(App and web page records)
_ _ _ _ _ _ _
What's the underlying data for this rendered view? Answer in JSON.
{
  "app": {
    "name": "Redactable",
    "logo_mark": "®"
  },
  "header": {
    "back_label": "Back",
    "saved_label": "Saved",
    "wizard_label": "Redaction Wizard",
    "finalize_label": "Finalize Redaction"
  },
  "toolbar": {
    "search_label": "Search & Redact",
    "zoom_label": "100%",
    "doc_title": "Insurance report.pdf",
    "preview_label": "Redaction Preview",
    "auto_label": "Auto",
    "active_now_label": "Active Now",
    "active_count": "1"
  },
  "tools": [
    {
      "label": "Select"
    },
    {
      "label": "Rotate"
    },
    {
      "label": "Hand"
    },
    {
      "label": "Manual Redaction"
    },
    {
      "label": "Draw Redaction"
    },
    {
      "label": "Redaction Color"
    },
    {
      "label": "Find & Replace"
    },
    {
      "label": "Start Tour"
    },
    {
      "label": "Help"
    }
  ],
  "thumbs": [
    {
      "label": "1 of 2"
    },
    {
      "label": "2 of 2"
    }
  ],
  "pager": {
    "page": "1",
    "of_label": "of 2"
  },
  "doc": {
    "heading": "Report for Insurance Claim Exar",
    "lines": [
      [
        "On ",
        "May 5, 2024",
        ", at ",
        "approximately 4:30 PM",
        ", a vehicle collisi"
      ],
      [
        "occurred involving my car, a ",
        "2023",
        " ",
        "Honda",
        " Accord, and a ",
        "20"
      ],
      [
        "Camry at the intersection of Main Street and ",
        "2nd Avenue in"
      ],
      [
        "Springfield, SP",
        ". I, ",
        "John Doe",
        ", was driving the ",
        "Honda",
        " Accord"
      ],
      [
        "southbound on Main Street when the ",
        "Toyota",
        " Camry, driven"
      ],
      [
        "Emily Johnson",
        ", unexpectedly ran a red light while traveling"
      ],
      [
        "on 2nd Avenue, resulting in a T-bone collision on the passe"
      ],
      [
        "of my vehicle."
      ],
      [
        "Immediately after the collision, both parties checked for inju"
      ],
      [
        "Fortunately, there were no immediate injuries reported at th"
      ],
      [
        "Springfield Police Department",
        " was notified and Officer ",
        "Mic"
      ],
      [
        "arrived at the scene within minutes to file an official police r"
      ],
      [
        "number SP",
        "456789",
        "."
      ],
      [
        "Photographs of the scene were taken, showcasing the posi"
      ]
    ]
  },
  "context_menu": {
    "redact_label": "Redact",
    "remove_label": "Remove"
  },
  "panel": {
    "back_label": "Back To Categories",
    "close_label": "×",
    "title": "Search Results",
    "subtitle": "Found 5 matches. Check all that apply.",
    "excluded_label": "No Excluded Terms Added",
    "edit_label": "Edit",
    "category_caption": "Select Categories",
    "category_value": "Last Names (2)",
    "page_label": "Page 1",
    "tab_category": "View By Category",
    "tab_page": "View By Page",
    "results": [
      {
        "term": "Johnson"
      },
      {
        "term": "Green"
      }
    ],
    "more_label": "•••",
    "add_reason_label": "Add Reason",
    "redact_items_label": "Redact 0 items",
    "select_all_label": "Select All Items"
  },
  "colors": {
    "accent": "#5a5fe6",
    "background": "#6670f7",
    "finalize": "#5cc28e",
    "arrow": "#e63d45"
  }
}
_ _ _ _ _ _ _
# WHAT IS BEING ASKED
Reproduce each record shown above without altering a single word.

# TASK OUTPUT
What's the underlying data for this rendered view? Answer in JSON.
{
  "app": {
    "name": "Redactable",
    "logo_mark": "®"
  },
  "header": {
    "back_label": "Back",
    "saved_label": "Saved",
    "wizard_label": "Redaction Wizard",
    "finalize_label": "Finalize Redaction"
  },
  "toolbar": {
    "search_label": "Search & Redact",
    "zoom_label": "100%",
    "doc_title": "Insurance report.pdf",
    "preview_label": "Redaction Preview",
    "auto_label": "Auto",
    "active_now_label": "Active Now",
    "active_count": "1"
  },
  "tools": [
    {
      "label": "Select"
    },
    {
      "label": "Rotate"
    },
    {
      "label": "Hand"
    },
    {
      "label": "Manual Redaction"
    },
    {
      "label": "Draw Redaction"
    },
    {
      "label": "Redaction Color"
    },
    {
      "label": "Find & Replace"
    },
    {
      "label": "Start Tour"
    },
    {
      "label": "Help"
    }
  ],
  "thumbs": [
    {
      "label": "1 of 2"
    },
    {
      "label": "2 of 2"
    }
  ],
  "pager": {
    "page": "1",
    "of_label": "of 2"
  },
  "doc": {
    "heading": "Report for Insurance Claim Exar",
    "lines": [
      [
        "On ",
        "May 5, 2024",
        ", at ",
        "approximately 4:30 PM",
        ", a vehicle collisi"
      ],
      [
        "occurred involving my car, a ",
        "2023",
        " ",
        "Honda",
        " Accord, and a ",
        "20"
      ],
      [
        "Camry at the intersection of Main Street and ",
        "2nd Avenue in"
      ],
      [
        "Springfield, SP",
        ". I, ",
        "John Doe",
        ", was driving the ",
        "Honda",
        " Accord"
      ],
      [
        "southbound on Main Street when the ",
        "Toyota",
        " Camry, driven"
      ],
      [
        "Emily Johnson",
        ", unexpectedly ran a red light while traveling"
      ],
      [
        "on 2nd Avenue, resulting in a T-bone collision on the passe"
      ],
      [
        "of my vehicle."
      ],
      [
        "Immediately after the collision, both parties checked for inju"
      ],
      [
        "Fortunately, there were no immediate injuries reported at th"
      ],
      [
        "Springfield Police Department",
        " was notified and Officer ",
        "Mic"
      ],
      [
        "arrived at the scene within minutes to file an official police r"
      ],
      [
        "number SP",
        "456789",
        "."
      ],
      [
        "Photographs of the scene were taken, showcasing the posi"
      ]
    ]
  },
  "context_menu": {
    "redact_label": "Redact",
    "remove_label": "Remove"
  },
  "panel": {
    "back_label": "Back To Categories",
    "close_label": "×",
    "title": "Search Results",
    "subtitle": "Found 5 matches. Check all that apply.",
    "excluded_label": "No Excluded Terms Added",
    "edit_label": "Edit",
    "category_caption": "Select Categories",
    "category_value": "Last Names (2)",
    "page_label": "Page 1",
    "tab_category": "View By Category",
    "tab_page": "View By Page",
    "results": [
      {
        "term": "Johnson"
      },
      {
        "term": "Green"
      }
    ],
    "more_label": "•••",
    "add_reason_label": "Add Reason",
    "redact_items_label": "Redact 0 items",
    "select_all_label": "Select All Items"
  },
  "colors": {
    "accent": "#5a5fe6",
    "background": "#6670f7",
    "finalize": "#5cc28e",
    "arrow": "#e63d45"
  }
}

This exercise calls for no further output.